An advance reader wrote to ask about the historical notes in the second book of the series The Titanic Mummy Mystery – and I had to admit that as I delved into the events while writing, I was led further down the proverbial rabbit hole until the book had expanded to 113,000 words that took an age to edit down. Everyone knows the story of the sinking of the world’s biggest ever ocean liner, on her maiden voyage, in the middle of the night in April 1912. Some are aware of the alternative (I resist the words ‘conspiracy theory’ these days) reasons put forth around the disaster, usually the question of whether sister ship Olympic was substituted for the sake of the insurance money. Not many are aware of the truly strange events that occurred before, during and after the ship went down in icy waters.

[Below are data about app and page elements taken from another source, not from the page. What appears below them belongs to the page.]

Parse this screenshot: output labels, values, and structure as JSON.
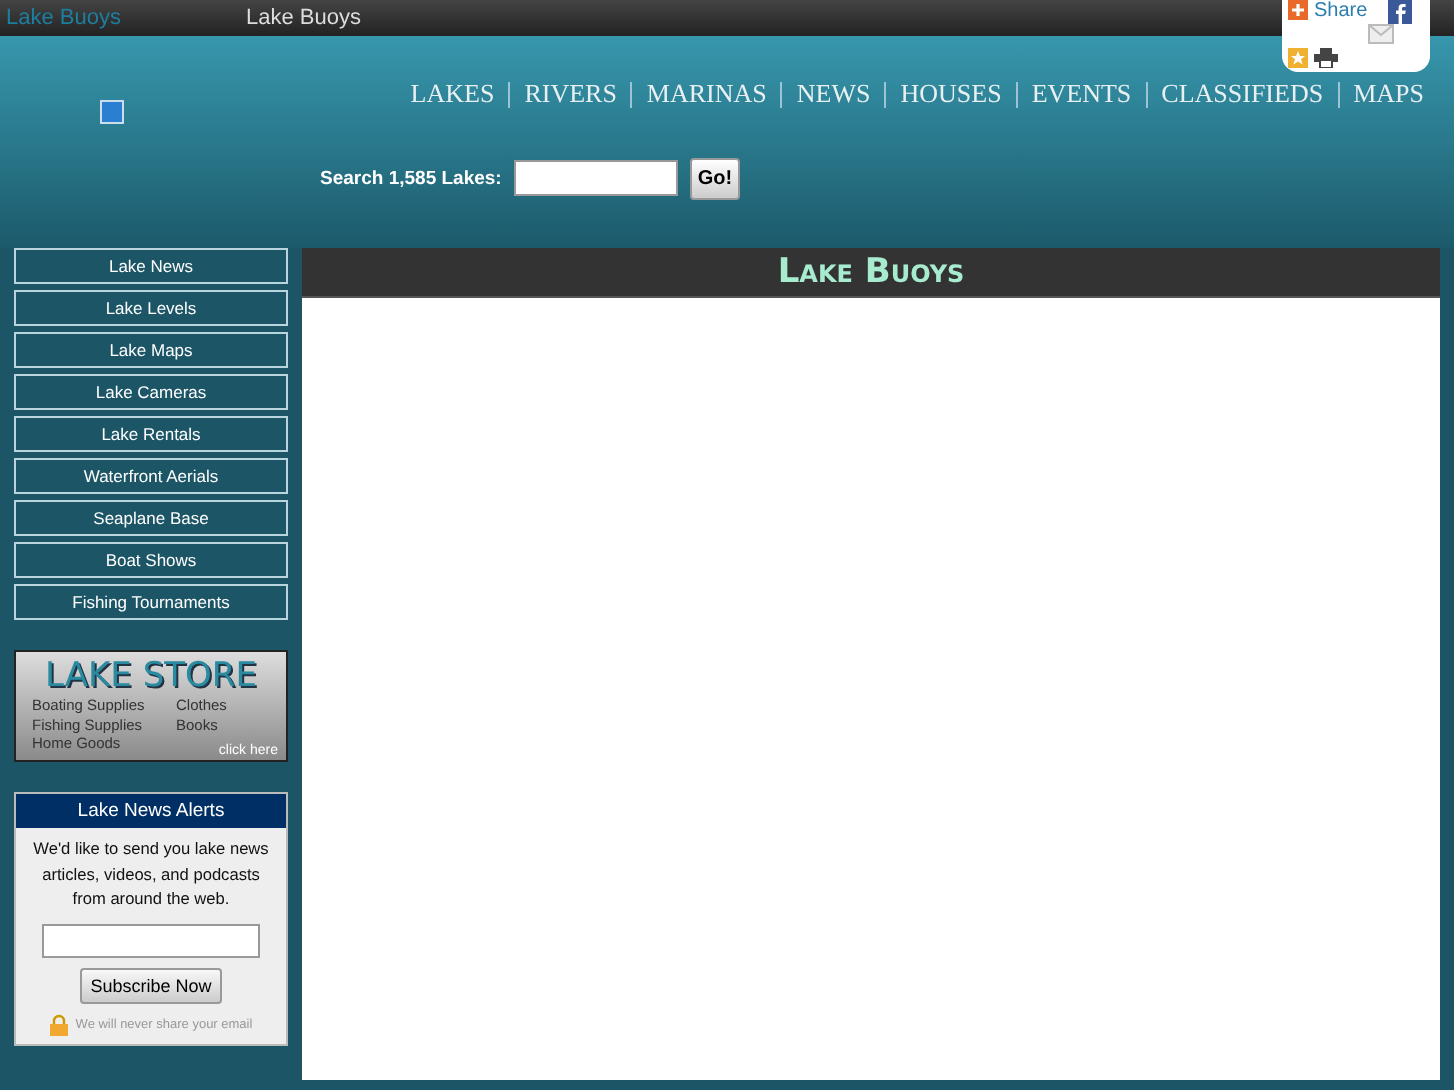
{
  "top_bar": {
    "logo_text": "Lake Buoys",
    "title": "Lake Buoys"
  },
  "share_widget": {
    "share_label": "Share"
  },
  "nav": [
    "LAKES",
    "RIVERS",
    "MARINAS",
    "NEWS",
    "HOUSES",
    "EVENTS",
    "CLASSIFIEDS",
    "MAPS"
  ],
  "search": {
    "label": "Search 1,585 Lakes:",
    "button": "Go!"
  },
  "sidebar": {
    "items": [
      "Lake News",
      "Lake Levels",
      "Lake Maps",
      "Lake Cameras",
      "Lake Rentals",
      "Waterfront Aerials",
      "Seaplane Base",
      "Boat Shows",
      "Fishing Tournaments"
    ],
    "store_banner": {
      "title": "LAKE STORE",
      "items": [
        "Boating Supplies",
        "Clothes",
        "Fishing Supplies",
        "Books",
        "Home Goods"
      ],
      "cta": "click here"
    },
    "alerts": {
      "title": "Lake News Alerts",
      "text": "We'd like to send you lake news articles, videos, and podcasts from around the web.",
      "button": "Subscribe Now",
      "privacy": "We will never share your email"
    }
  },
  "main": {
    "title": "Lake Buoys"
  }
}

Within the book, the Gilded Age millionaire JJ Astor IV did indeed bring his teenage new bride up the Nile to his personal dig at tel-Amarna, where the Nefertiti bust was ‘discovered’ at the end of 1912. Margaret (The Unsinkable Molly) Brown was along on the honeymoon, as was Guggenheim with his French showgirl mistress. It was extremely odd that JP Morgan was also cruising up the Nile at the same time, to his own dig and the house he’d built at Luxor. Strange coincidence, especially as Astor (along with editor W.T.Stead) was in fact a staunch opponent of Morgan’s plan (the Aldrich Plan via the Jekyll Island secret meeting) to create a ‘Federal Reserve’ private banking system, that would allow him to control and create the money supply. From these events, the occult practices and genuine fascination with Egyptology in the Edwardian period became a foundation of the story.
Once aboard the Titanic, as Ruby’s investigations uncover, there was a fire in the coal bunker that was never extinguished, the officers were switched around at the last moment and the firemen did all walk off the boat at Southampton, aside from 23-year-old Fireman John Coffey who deserted the ship shortly after, at its final port of Queenstown by hiding under the mail sacks. Why? The question has never been satisfactorily answered.
There were a number of peculiar moments once the iceberg was hit – assuming there was an iceberg. I say that because the entire concept of Captain Smith being pressured to make fast time is nonsensical seeing as the reporters were all lined up for her planned arrival. She wouldn’t want to arrive to zero fanfare on her first docking at New York. There was also some discussion around the evidence that the hole in the hull was ripped by a bomb, not a berg. Then there’s the ‘mystery ship’ that numerous survivors saw on the horizon and believed was coming to help, but sat there rather ominously and then sailed away. Other oddities noted in the book were all taken from real life – the red flares for emergency calls weren’t loaded onboard, and aside from there being too few lifeboats, Second Officer Lightoller did push Astor away from an empty boat. There was also a report that John Jacob Astor was seen in a lifeboat, his body was later picked up close to one, and no ship’s funnel ever broke off so the question remains, how did the richest man in the world get coshed in the back of the head?
Astor was a man immersed in the occult and spiritual, he funded Tesla and others in highly technological inventions. Outer space and other dimensions interested him sufficiently that he wrote his own novel A Journey in Other Worlds, where he was already describing air travel, solar power and spaceships. One of his inventors devised a plan for an airship that would travel at 500-miles an hour but when they presented the idea to the military, were told it was of no interest. (The inventor also died soon after in somewhat unusual circumstances). Astor’s obsession with Egyptology leads one to imagine he could have been looking for some occult secrets, not only exhibits for the Metropolitan Museum. His only daughter, Ava Alice, did believe herself to be the reincarnation of an Egyptian high priestess and was the first to enter Tutankhamun’s tomb when it was discovered.
The Unlucky Mummy was a real sinister thrill put about in the newspapers at the time. Questions abounded about whether it had been loaded on Titanic by W.T. Stead who was a great spiritualist, and also wrote a novel predicting the demise of a steamship via striking an iceberg. The British Museum had to confirm they still had the demonic thing in the basement. Margaret Brown did indeed gift her precious lucky ushabti figurine (used in Egyptian funeral rites) to the captain of the Carpathia and he kept it for the rest of his life.The section featuring the spirit medium Etta Wriedt is taken from true events, she was due to return to London with Stead to conduct a seance with Sir Arthur Conan-Doyle.
After the tragedy, there was a whole heap of confusion and yes, there was a scandal around insider trading that went all the way to the top: Lord Pirrie who led the inquiry, as well as Lloyd George. As usual, tons of bigwigs made a killing on the misfortune of others. The list of millionaires who didn’t show up for the sailing and the last-minute cancellations was topped by JP Morgan, the owner of Titanic although this was buried under layers of holding companies, and included a great many other millionaire associates of the banker.
So there was plenty for Ruby to chew on in her investigation of the Titanic conspiracy sinking and how it connected to the millionaire’s fascination for Egyptian occult rituals and antiquities. If anyone has uncovered other mysterious facts of interest do drop me a line – I’d love to hear them.